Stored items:
···

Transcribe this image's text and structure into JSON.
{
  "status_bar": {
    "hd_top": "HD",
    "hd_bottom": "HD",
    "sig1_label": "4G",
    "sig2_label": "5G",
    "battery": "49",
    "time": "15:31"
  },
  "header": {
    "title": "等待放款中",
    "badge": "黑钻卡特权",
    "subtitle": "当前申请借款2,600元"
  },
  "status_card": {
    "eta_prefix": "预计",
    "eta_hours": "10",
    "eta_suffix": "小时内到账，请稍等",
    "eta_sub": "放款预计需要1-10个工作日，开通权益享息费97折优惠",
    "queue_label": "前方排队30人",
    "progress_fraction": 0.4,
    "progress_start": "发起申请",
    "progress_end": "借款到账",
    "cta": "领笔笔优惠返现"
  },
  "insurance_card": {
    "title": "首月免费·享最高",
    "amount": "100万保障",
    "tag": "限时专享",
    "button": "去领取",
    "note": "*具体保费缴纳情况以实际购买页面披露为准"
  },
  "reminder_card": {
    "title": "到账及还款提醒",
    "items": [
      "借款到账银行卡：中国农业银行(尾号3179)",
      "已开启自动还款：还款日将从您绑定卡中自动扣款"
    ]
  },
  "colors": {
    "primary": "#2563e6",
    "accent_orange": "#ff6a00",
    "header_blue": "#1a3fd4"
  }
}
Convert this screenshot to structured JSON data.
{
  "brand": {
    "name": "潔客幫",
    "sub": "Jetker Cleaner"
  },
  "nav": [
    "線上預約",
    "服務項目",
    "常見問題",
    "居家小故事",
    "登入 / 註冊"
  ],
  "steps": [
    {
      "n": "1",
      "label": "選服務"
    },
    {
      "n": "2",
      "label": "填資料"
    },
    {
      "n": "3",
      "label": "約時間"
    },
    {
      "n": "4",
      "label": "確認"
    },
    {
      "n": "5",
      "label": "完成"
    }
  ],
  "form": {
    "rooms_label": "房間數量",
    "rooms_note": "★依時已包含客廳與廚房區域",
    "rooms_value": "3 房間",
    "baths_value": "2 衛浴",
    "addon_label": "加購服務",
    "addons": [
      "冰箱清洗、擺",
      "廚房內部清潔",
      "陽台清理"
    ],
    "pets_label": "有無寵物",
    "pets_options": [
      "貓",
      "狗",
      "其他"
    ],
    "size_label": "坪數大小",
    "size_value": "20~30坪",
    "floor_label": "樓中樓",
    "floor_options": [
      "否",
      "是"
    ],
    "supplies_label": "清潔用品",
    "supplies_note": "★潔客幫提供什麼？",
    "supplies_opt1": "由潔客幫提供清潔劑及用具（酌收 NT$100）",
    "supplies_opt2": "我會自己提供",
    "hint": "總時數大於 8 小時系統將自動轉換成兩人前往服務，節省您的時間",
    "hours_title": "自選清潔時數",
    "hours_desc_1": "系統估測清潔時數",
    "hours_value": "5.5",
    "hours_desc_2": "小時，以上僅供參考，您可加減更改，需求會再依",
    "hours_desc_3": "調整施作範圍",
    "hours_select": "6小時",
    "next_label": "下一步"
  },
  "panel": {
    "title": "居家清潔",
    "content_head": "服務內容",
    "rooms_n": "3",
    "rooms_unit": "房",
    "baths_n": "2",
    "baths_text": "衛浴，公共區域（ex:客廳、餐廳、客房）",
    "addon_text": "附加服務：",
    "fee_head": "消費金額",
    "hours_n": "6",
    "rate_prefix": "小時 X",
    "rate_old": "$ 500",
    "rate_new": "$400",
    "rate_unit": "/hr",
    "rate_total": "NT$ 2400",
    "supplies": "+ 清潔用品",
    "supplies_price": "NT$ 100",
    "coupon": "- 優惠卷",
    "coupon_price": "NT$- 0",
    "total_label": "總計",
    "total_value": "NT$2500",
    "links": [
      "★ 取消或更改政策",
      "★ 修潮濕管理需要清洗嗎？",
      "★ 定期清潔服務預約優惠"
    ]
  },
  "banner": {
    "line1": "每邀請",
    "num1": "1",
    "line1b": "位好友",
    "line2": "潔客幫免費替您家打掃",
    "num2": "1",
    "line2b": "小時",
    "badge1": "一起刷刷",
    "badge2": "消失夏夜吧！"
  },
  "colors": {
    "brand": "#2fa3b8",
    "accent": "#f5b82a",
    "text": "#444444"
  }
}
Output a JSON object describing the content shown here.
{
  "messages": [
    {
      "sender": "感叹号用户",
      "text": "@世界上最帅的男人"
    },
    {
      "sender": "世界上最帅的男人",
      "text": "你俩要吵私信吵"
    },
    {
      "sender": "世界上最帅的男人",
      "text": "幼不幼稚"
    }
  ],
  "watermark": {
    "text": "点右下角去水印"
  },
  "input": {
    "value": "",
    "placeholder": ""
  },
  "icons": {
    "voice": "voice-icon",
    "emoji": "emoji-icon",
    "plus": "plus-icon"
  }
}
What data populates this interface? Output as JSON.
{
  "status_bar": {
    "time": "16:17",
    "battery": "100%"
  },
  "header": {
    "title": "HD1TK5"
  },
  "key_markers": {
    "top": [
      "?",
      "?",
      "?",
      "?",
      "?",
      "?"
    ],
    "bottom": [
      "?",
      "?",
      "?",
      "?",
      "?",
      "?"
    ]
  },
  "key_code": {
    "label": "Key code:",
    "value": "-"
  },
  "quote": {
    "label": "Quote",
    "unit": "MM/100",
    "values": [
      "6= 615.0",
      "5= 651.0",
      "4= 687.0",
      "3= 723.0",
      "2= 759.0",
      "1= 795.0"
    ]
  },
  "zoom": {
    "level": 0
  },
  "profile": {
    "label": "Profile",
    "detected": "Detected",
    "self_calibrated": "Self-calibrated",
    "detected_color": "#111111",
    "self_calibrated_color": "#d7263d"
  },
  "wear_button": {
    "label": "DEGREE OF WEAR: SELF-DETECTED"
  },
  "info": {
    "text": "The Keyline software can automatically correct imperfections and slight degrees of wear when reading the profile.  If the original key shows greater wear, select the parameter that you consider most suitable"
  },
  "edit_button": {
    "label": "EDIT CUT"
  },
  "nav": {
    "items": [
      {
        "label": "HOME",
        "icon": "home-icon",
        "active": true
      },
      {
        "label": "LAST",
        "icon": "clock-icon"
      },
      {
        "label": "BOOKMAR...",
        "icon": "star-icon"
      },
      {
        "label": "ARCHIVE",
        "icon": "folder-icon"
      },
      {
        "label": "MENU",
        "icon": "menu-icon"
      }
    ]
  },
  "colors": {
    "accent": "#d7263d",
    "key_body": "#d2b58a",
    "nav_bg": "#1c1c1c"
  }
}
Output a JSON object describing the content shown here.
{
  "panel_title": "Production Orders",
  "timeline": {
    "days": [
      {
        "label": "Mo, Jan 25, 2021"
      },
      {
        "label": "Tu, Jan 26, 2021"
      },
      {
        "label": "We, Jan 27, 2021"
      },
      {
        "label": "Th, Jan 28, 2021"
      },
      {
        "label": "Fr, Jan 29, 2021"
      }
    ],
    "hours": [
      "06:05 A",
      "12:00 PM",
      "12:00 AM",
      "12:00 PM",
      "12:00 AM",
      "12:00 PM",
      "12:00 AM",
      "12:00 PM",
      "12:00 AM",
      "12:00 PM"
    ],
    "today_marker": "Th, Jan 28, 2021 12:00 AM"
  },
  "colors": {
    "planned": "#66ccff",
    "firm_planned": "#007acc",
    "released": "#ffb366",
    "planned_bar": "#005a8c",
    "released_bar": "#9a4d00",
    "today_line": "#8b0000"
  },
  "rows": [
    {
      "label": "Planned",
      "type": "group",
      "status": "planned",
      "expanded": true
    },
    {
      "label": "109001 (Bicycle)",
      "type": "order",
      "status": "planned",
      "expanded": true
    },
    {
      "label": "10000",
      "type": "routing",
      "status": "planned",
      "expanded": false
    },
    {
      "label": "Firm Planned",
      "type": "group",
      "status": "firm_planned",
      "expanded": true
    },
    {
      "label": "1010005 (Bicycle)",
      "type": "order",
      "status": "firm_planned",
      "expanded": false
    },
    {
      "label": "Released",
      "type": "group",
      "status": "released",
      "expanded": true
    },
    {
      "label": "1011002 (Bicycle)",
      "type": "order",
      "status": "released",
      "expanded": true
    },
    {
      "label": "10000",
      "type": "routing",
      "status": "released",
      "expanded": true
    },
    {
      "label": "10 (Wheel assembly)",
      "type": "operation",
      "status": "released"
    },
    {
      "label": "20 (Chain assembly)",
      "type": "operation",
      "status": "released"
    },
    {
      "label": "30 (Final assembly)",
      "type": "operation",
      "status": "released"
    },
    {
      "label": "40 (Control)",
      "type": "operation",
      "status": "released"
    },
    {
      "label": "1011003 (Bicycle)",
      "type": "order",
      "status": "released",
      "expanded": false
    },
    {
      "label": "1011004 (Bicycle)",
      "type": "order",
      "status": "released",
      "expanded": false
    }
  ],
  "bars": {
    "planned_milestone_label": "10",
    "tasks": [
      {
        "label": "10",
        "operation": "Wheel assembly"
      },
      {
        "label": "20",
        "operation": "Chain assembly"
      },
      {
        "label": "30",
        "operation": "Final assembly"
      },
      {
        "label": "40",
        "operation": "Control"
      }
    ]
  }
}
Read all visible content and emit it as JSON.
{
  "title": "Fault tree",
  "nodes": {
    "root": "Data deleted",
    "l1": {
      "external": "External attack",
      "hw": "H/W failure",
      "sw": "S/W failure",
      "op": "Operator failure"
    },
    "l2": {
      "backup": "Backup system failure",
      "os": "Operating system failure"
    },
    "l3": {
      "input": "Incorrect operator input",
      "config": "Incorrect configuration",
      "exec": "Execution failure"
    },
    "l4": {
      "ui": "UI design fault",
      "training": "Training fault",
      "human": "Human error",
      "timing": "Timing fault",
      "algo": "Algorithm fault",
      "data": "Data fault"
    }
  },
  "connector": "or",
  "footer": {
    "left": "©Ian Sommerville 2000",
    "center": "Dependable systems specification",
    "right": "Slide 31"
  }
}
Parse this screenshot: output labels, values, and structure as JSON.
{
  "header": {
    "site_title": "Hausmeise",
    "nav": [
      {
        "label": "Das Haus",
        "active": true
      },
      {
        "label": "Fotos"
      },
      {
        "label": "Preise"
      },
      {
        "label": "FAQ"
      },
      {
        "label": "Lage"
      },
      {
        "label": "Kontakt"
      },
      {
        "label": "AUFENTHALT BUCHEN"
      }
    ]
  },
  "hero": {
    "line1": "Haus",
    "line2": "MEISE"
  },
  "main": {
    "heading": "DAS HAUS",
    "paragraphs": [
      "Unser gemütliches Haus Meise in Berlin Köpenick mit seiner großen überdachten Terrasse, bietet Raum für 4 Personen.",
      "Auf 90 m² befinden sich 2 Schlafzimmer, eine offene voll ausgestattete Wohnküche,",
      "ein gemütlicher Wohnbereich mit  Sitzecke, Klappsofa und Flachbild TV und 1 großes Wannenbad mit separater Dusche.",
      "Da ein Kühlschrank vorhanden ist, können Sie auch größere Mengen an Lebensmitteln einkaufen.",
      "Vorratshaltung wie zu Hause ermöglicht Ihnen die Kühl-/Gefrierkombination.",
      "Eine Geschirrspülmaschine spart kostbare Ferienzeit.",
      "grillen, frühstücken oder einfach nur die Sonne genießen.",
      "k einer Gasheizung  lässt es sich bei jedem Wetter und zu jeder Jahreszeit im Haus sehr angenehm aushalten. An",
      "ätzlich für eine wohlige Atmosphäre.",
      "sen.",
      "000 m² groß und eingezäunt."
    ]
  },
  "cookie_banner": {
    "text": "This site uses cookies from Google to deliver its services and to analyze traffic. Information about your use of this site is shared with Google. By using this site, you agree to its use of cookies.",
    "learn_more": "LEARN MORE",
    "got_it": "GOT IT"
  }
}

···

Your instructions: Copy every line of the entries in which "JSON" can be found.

Output of the exercise:
Transcribe this image's text and structure into JSON.
Convert this screenshot to structured JSON data.
Output a JSON object describing the content shown here.
What data populates this interface? Output as JSON.
Output a JSON object describing the content shown here.
Read all visible content and emit it as JSON.
Parse this screenshot: output labels, values, and structure as JSON.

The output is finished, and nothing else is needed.